Thanks to its strategic relationships with the EU and the UK, and the freedom of movement that these provide, many international companies see Ireland as an important gateway to both the UK and Europe.

4. The popularity of Irish residency and citizenship

As Brexit sees the UK and EU go their separate ways, EU nationals residing in the UK must now apply for settlement, while UK citizens residing in the EU must follow suit and obtain resident permits. But there’s an exception – the Irish. And for this reason, Irish residency and citizenship are becoming increasingly attractive.

Flags of Ireland and United Kingdom with a EU flag

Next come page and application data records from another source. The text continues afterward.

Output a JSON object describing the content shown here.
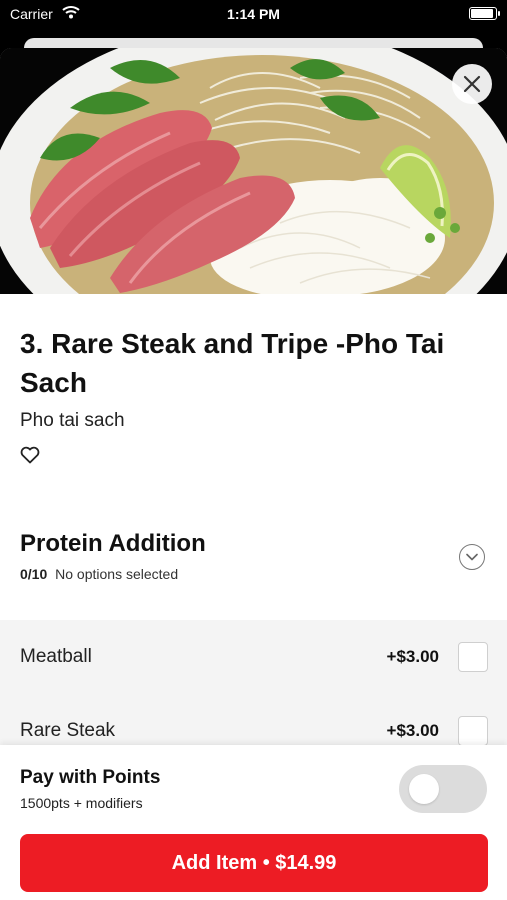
{
  "status_bar": {
    "carrier": "Carrier",
    "time": "1:14 PM",
    "icons": [
      "wifi-icon",
      "battery-icon"
    ]
  },
  "item": {
    "image_icon": "pho-bowl-image",
    "close_icon": "close-icon",
    "title": "3. Rare Steak and Tripe -Pho Tai Sach",
    "description": "Pho tai sach",
    "favorite_icon": "heart-outline-icon"
  },
  "modifier_group": {
    "title": "Protein Addition",
    "count": "0/10",
    "status": "No options selected",
    "expand_icon": "chevron-down-icon",
    "options": [
      {
        "name": "Meatball",
        "price": "+$3.00",
        "selected": false
      },
      {
        "name": "Rare Steak",
        "price": "+$3.00",
        "selected": false
      }
    ]
  },
  "points": {
    "title": "Pay with Points",
    "subtitle": "1500pts + modifiers",
    "enabled": false
  },
  "cta": {
    "label": "Add Item • $14.99"
  },
  "colors": {
    "accent": "#ed1c24",
    "toggle_off": "#dcdcdc",
    "options_background": "#f4f4f4"
  }
}
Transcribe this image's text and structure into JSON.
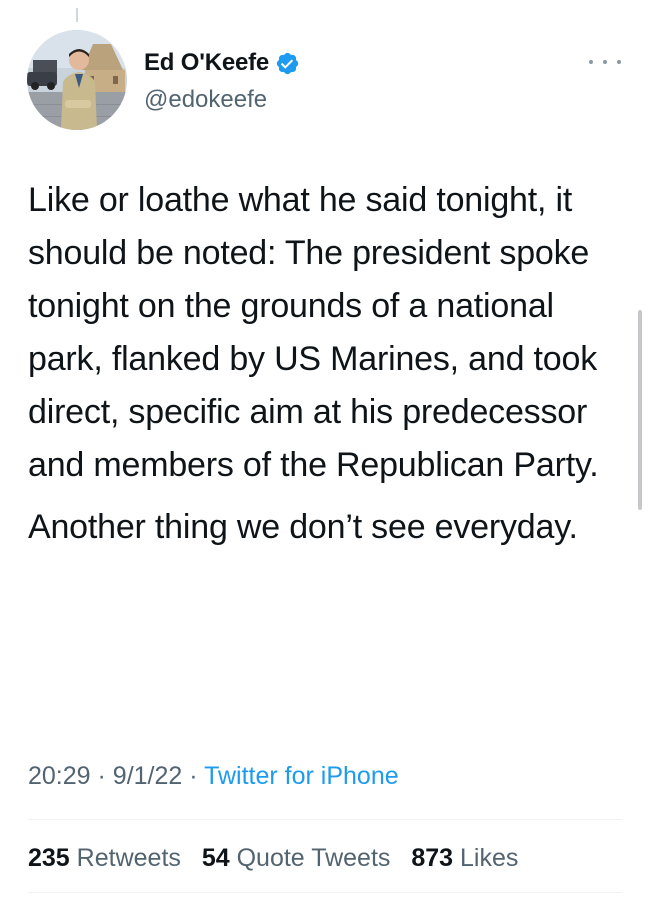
{
  "author": {
    "display_name": "Ed O'Keefe",
    "handle": "@edokeefe",
    "verified": true
  },
  "tweet": {
    "paragraphs": [
      "Like or loathe what he said tonight, it should be noted: The president spoke tonight on the grounds of a national park, flanked by US Marines, and took direct, specific aim at his predecessor and members of the Republican Party.",
      "Another thing we don’t see everyday."
    ],
    "time": "20:29",
    "date": "9/1/22",
    "separator": "·",
    "source": "Twitter for iPhone"
  },
  "stats": {
    "retweets_count": "235",
    "retweets_label": "Retweets",
    "quotes_count": "54",
    "quotes_label": "Quote Tweets",
    "likes_count": "873",
    "likes_label": "Likes"
  },
  "icons": {
    "verified": "verified-badge-icon",
    "more": "more-horizontal-icon"
  },
  "colors": {
    "accent": "#1d9bf0",
    "secondary_text": "#536471",
    "primary_text": "#0f1419"
  }
}
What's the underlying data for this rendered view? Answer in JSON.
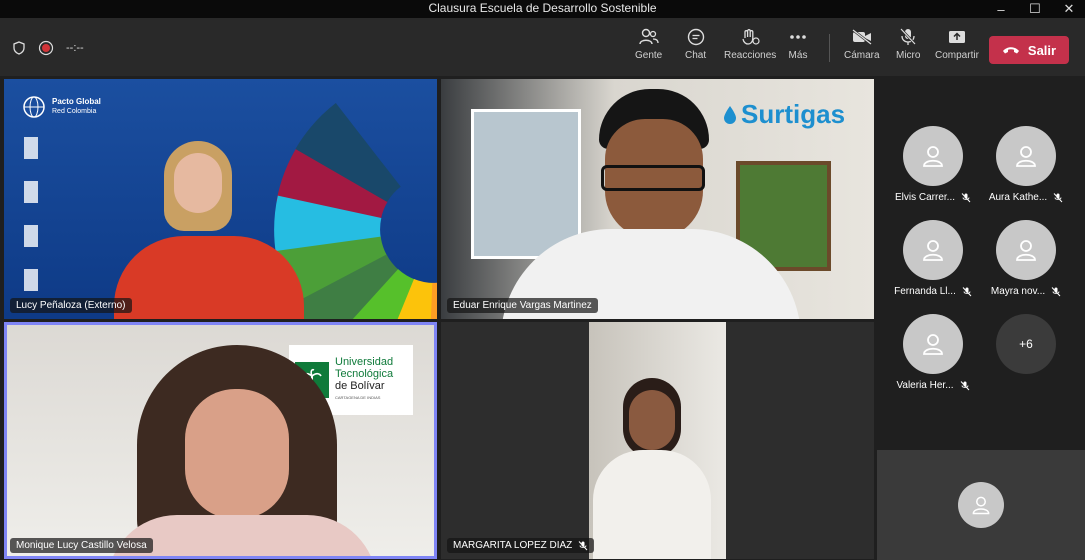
{
  "window": {
    "title": "Clausura Escuela de Desarrollo Sostenible"
  },
  "toolbar": {
    "timer": "--:--",
    "people": "Gente",
    "chat": "Chat",
    "reactions": "Reacciones",
    "more": "Más",
    "camera": "Cámara",
    "mic": "Micro",
    "share": "Compartir",
    "leave": "Salir"
  },
  "tiles": [
    {
      "name": "Lucy Peñaloza (Externo)",
      "org_line1": "Pacto Global",
      "org_line2": "Red Colombia"
    },
    {
      "name": "Eduar Enrique Vargas Martinez",
      "brand": "Surtigas"
    },
    {
      "name": "Monique Lucy Castillo Velosa",
      "uni_line1": "Universidad",
      "uni_line2": "Tecnológica",
      "uni_line3": "de Bolívar",
      "uni_sub": "CARTAGENA DE INDIAS"
    },
    {
      "name": "MARGARITA LOPEZ DIAZ"
    }
  ],
  "participants": [
    {
      "name": "Elvis Carrer..."
    },
    {
      "name": "Aura Kathe..."
    },
    {
      "name": "Fernanda Ll..."
    },
    {
      "name": "Mayra nov..."
    },
    {
      "name": "Valeria Her..."
    }
  ],
  "overflow_count": "+6",
  "colors": {
    "leave": "#c4314b",
    "active_border": "#7f85f5"
  }
}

In particular, the Irish Investment Migration Programme is gaining popularity among wealthy individuals, not just because of its links to the EU and UK, but also due to its safety and simplicity. Compared to other Golden Visa programmes in Europe, the Irish Investor Immigrant Programme (IIP) outshines its peers. When investing in enterprises under the IIP’s investment options, the required holding period of 3 years is low compared to other European investment migration options (Greece, for example, requires an indefinite holding period), while the exit strategy is simple and straightforward without the need to liquidate investments; you simply get your money back. The IIP also only requires investment after approval, and unlike in other countries where the investment is required in real estate, investments in the IIP are hassle-free when it comes to exiting with no need for property management firms to rent out properties for ROI, nor the need for brokers to find buyers once the holding period is over. IIP makes the Irish immigration process simple, clean and efficient. To find out more, read about the Irish Investment Migration Programme on IMI.

Obtaining Irish residency in the most durable bridge between two of the strongest economies in the world, the EU and the UK, following Brexit, and is undoubtedly a wise move for international investors. This is something which the IIP sets the stage for in 2021. And we believe that interest in the IIP will only increase as businesses and affluent individuals recognise the personal and professional advantages of maintaining a foothold in Europe, and foresee strong demand from China, Hong Kong, Vietnam, India and the UAE, as well as interest from South Africa, Canada and the UK.

To find out more about our IIP, please do not hesitate to get in touch. Missed Brexit and beyond Part 1? Click here to read.